“Following the success of previous restoration projects, we were keen to find another initiative to tie-in with celebrations of 70 years of Porsche sports cars,” said Jonathan Mannell, Manager, Owner Services, Porsche Cars GB. “The customer feedback from our Centres participating in the previous restoration competitions indicated that there was demand for authentic restorations of Porsche models across the spectrum. Bringing our history and tradition alive in this manner is also a great way to help celebrate the 70th anniversary of the first Porsche sports car, and to highlight the passion for Porsche Classic at both Porsche Cars GB and our Centres.” With the 70th celebrations in mind, the line-up of restored cars is something of a timeline of Porsche vehicle production.
The oldest vehicle is a 1970 914 – here to represent the 120,000 examples of the flat-four targa topped two-seater sports car, next in the timeline, and the first transaxle car represented, comes a 1981 924 Turbo. The 924 is not alone on the transaxle front, Porsche also restored a 1986 944, 1993 928 GT, and a 1996 968 to complete the set. Of course the iconic 911 could not be ignored, a 1982 G Series 911 SC coupé is the oldest of the breed tackled – it’s what Porsche itself calls ‘the archetypal 1980s poster sports car’. The SC was joined by two further air-cooled 911s, a 1990 964 Carrera 4 and a 1996 993 Carrera 4 before the evolutionary shift from air- to watercooling is represented by two 996 911s; a 1999 996 Carrera 2 and a 2003 996 Turbo, which rounds-out the 911 offerings. The remaining 10 vehicles tell you much about what this project was attempting to highlight for they are all 986 Boxster S models, with Model Years ranging from 2000 to 2002.

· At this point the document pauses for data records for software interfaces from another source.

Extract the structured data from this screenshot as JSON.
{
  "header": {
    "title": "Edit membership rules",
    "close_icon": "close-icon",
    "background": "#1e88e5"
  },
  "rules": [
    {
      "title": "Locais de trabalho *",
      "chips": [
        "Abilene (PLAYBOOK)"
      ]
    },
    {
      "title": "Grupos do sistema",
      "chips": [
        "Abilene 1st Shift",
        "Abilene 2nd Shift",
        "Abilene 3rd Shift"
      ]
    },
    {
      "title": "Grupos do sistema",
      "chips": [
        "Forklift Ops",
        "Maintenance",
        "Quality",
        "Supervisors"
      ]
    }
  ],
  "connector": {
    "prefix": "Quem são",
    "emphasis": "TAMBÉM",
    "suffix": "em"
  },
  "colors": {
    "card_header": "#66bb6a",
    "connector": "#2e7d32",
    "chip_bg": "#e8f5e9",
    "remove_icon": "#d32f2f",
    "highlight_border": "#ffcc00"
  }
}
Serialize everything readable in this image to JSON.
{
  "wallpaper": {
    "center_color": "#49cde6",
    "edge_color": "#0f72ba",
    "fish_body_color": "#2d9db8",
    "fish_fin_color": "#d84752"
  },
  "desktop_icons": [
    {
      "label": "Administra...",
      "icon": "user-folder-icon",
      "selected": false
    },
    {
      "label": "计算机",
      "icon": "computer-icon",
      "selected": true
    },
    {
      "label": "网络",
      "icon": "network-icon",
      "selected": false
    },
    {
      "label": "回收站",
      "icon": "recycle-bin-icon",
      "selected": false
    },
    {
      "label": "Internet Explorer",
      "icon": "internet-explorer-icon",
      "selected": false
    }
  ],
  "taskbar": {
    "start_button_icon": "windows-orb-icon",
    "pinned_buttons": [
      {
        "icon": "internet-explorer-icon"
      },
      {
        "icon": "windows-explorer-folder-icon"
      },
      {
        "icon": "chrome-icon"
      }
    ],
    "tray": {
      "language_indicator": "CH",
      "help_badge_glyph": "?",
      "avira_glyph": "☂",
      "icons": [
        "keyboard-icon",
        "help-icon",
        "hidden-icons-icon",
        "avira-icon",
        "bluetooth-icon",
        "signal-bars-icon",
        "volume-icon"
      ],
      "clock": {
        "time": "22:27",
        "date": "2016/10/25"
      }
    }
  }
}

The 986 Boxster undoubtedly created waves upon its launch 25 years ago at the Detroit Motor Show, it has since firmly established itself as part of the Porsche family circle. The mid-engine, two seater convertible roadster might not first spring to mind when you think ‘classic Porsche’, but having racked-up a quarter century in our lives it now finds itself defined as exactly that by Porsche itself. If this restoration project is about nothing else, it highlights the fact that Porsche is very keen to point out that both the 986 Boxster and 996 generation of 911 are indeed now classic vehicles, and as such fall under the remit of Porsche Classic. While many owners might not wish to undertake full restorations with these cars given that many simply don’t need that level of refreshment just yet, the support offered by Porsche Classic makes such a task, or simply the job of keeping either in tip-top condition, entirely more straight-forward. And that has to be a good thing…